When Ellis first joined Pilobolus he was coming off having been involved for a few years in the drag community — not as a drag performer but as a dancer with his friend [and “RuPaul’s Drag Race contender] Miz Cracker as well as Juicy Liu in the drag nightclub scene.

After living in the professional drag world for so long, going into Pilobolus “felt like entering a more traditional ‘masculine’ realm,” but one “that is definitely part of who I am as a person, too. I often giggle to myself because I remember there was this sort of ‘boys’ club’ in college for the ‘super-hetero’ people that we used to joke about. When I got into  Pilobolus I felt like I snuck into that boys’ club.”

Though Pilobolus had many LGBTQ dancers over the decades — and the ensemble just before Ellis joined had three gay men, he says — there were no gay men in the company upon Ellis’ arrival. “I was the only one. I thought, ‘Oh, this is the other side of the coin.’

“But I didn’t feel the need to put on a mask to be accepted. It just felt like I was exploring that masculine side of myself that I hadn’t been exploring because I was working with the world of drag, exploring who I was in a different realm.  A lot of early Pilobolus pieces that I was learning had to do with that part of masculinity.

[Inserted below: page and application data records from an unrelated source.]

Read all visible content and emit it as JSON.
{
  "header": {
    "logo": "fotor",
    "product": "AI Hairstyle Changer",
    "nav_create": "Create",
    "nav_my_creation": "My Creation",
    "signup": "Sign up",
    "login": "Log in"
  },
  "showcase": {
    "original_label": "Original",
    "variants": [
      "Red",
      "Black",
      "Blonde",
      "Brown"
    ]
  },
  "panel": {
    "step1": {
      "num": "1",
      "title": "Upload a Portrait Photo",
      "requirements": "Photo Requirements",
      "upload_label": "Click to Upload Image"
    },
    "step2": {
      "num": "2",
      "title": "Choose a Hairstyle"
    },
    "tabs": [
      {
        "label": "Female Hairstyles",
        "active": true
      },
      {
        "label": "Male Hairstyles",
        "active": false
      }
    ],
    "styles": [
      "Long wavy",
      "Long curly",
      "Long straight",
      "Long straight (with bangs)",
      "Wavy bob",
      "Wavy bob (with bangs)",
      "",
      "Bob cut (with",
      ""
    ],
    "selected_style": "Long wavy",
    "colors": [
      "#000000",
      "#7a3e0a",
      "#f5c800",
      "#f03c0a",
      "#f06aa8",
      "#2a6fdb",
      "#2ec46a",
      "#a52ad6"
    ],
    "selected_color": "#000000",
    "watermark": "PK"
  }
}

“I think the Pilobolus pieces that have been created on LGBTQ performers definitely have a sense of subtlety and—dare I say the word?—femininity, which made it really beautiful to watch.”

Could  drag elements from Ellis’ background be integreated into future pieces? Or would that be too far away from that early Pilobolus brand?

“Elements of drag could be used—and have been used in the past. But there are parts of the new drag culture that haven’t been used before, and I could see maybe that coming into the company in the future.

“We’re always open to explore what interests us at the time. I know I have no reservations in expressing my perspective as a gay man about what is being created, and I know the artistic directors take that into account. It may not be like shooting a rainbow across the stage but those hints of myself are there and being respected in what is being created.

“But I am also an actor, so telling that story from a more heterosexual perspective isn’t something that is inhibiting to me. I get to play a role, and that interests me, too, because it’s not life. But because I am a gay man coming to that role, I also know that little bits of who I am are going to come out in that regardless.”


As for his personal life, Ellis’ partner is Australian who is currently living there. “We haven’t seen each other in over a year because of Covid-19 so that’s been incredibly challenging [because of visitor restrictions].

“I’m not sure where is home for me now,” he says. During the pandemic Ellis left his New York apartment when his lease was up and returned to his family home in Maine until this past spring.  “I guess right at this moment home is a house the dancers share in Bantam as we work on dances,” he says referring to Marlon Feliz, Casey Howes and Paul Liu.

Because of the pandemic and the fluctuating restrictions, the coming anniversary season is as constantly shape shifting as one of Pilobolus’ pieces.

There was a second summer outdoor immersive “car safari,” titled “Bloom: A Journey,” which will be held July 21 to 25 at Sunny Meadow Farm in Bridgewater. It was quickly sold out, just as it as the previous year.

A new four-person show “Four@Play” has also been created and designed for performance spaces across the country as they emerge from audience restrictions, especially outdoor venues. The 50th anniversary 2021-’22 tour is currently in flux but it will include returning to New Hampshire’s Dartmouth University.

Pilobolus at 50—and with new artistic directors—is finding “the boundaries are being pushed but those things always feel like they take time especially with the older repertory,” says Ellis. “It’s interesting to be a member of the company as this shift has been happening. The passing of the torch to new artistic direction.”

How the future of Pilobolus shapes up will be as interesting offstage as it has always been onstage.

For more information about the company and its performance events, go to